*** Begin section ***

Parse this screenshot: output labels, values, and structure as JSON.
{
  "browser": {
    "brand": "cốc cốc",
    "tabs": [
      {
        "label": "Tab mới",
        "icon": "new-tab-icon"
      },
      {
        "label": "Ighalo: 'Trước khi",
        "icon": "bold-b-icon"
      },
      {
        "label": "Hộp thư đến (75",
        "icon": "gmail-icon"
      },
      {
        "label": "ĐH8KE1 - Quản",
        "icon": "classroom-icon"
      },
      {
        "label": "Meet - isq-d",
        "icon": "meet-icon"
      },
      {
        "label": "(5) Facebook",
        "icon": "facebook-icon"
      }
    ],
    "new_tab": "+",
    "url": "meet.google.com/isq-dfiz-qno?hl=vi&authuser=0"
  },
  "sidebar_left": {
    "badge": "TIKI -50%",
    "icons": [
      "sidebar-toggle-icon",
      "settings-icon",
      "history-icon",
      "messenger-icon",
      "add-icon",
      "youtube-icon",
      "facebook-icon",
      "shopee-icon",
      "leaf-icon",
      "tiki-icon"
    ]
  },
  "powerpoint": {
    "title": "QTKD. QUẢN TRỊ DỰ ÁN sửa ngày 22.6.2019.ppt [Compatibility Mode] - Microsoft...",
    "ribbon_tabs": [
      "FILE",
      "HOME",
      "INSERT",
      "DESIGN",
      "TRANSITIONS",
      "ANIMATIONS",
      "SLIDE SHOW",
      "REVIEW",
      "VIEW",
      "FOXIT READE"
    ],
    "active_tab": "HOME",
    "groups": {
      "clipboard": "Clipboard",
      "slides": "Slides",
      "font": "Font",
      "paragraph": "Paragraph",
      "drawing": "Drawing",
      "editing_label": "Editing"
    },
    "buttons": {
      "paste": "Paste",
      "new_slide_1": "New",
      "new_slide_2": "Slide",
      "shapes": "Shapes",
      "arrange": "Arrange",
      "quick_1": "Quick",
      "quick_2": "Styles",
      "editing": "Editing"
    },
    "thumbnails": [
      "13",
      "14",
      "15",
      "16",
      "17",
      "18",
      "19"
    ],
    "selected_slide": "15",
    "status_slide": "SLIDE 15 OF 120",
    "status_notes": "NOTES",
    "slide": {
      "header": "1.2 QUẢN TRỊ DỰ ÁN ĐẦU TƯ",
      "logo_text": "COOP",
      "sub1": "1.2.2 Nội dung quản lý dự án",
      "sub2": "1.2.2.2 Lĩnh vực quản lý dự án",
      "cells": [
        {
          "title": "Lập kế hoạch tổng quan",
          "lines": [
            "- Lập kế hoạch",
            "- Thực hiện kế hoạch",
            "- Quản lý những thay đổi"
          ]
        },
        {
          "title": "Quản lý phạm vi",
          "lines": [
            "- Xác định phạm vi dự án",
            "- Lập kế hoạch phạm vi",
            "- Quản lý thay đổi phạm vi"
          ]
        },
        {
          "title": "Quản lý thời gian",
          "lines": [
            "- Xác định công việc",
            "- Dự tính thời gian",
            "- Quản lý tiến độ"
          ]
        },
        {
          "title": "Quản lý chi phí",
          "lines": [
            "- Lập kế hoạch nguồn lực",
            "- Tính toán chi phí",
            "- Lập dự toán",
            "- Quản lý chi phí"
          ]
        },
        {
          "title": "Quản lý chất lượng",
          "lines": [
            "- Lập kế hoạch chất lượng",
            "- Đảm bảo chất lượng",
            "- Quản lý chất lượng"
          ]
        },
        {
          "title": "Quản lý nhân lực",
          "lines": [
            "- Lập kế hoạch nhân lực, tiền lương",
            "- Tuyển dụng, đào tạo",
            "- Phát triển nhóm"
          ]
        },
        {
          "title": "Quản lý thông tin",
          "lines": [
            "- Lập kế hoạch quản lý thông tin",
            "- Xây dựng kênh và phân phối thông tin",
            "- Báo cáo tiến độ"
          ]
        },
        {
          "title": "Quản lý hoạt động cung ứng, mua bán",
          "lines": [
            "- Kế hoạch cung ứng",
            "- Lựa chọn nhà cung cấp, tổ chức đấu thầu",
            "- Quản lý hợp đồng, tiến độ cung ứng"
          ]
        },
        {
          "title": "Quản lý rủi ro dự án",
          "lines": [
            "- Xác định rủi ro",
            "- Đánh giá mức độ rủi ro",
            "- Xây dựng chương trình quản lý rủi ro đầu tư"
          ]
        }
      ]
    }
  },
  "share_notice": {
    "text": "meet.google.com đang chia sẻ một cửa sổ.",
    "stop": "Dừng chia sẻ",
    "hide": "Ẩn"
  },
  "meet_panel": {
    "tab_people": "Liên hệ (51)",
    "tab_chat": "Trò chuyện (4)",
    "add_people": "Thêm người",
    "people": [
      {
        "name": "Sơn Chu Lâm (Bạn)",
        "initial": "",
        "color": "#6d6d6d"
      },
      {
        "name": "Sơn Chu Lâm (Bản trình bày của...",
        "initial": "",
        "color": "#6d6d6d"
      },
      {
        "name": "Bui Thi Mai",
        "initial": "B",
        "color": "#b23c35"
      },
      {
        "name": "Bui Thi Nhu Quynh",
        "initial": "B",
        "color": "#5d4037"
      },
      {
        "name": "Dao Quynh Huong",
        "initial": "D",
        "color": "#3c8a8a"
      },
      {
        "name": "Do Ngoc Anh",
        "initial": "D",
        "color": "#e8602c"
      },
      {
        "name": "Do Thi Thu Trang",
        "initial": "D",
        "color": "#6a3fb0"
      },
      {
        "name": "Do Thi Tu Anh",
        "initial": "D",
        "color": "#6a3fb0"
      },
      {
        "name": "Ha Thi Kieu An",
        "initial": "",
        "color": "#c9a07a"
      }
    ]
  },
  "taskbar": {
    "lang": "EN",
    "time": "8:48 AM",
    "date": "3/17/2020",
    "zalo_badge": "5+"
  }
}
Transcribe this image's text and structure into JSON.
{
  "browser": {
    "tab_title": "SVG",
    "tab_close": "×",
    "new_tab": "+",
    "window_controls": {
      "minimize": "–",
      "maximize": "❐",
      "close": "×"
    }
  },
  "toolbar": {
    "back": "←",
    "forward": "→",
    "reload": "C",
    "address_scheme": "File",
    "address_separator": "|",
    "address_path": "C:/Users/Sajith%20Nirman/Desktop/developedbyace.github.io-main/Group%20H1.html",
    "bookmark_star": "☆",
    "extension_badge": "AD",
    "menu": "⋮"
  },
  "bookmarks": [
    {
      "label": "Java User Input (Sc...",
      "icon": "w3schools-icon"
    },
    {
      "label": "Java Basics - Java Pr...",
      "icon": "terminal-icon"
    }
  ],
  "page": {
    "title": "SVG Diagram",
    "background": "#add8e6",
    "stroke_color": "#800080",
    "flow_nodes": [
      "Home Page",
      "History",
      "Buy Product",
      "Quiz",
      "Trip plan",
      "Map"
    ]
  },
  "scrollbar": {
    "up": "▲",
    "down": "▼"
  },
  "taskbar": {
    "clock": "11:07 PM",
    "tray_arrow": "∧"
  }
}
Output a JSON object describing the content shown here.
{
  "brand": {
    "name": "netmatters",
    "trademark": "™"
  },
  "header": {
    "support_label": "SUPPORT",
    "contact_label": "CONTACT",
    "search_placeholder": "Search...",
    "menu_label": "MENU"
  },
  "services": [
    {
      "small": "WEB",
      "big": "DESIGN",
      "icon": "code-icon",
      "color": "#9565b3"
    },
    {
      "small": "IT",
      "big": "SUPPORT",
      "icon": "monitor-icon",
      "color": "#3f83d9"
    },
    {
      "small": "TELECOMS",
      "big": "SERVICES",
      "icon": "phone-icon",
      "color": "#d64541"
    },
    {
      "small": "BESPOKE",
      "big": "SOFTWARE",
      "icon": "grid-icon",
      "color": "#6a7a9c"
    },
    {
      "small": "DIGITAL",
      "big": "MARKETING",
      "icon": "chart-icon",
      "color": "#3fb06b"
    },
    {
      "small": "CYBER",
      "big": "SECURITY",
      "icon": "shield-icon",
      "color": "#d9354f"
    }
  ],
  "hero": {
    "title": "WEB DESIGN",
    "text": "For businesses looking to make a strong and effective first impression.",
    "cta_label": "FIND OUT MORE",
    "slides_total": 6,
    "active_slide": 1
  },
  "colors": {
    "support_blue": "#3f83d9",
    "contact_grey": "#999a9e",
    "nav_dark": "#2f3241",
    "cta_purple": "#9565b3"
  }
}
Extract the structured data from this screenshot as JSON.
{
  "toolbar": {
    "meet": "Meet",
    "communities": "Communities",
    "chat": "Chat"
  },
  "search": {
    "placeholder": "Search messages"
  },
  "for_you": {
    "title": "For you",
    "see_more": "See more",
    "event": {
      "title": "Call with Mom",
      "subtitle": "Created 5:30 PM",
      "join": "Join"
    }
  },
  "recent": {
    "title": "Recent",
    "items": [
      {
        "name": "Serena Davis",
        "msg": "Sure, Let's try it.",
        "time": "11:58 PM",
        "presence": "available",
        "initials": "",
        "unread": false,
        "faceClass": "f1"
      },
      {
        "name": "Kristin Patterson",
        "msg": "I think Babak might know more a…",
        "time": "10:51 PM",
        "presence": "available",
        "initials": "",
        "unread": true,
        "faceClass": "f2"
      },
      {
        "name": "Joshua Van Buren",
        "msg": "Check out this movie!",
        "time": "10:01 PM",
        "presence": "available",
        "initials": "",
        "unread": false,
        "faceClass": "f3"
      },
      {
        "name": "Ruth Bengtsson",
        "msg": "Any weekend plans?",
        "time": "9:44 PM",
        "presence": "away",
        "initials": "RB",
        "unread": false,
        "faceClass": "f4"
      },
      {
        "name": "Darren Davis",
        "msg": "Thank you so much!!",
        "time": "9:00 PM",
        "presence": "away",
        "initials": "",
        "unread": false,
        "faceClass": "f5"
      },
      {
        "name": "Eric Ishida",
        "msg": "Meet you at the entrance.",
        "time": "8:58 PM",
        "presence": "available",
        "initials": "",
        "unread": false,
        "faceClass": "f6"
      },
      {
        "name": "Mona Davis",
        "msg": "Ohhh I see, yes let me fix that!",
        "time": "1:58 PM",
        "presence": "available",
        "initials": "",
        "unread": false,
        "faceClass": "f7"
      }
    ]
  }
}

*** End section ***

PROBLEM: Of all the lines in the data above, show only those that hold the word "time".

OUTPUT OF THE EXERCISE:
    "time": "8:48 AM",
        "time": "11:58 PM",
        "time": "10:51 PM",
        "time": "10:01 PM",
        "time": "9:44 PM",
        "time": "9:00 PM",
        "time": "8:58 PM",
        "time": "1:58 PM",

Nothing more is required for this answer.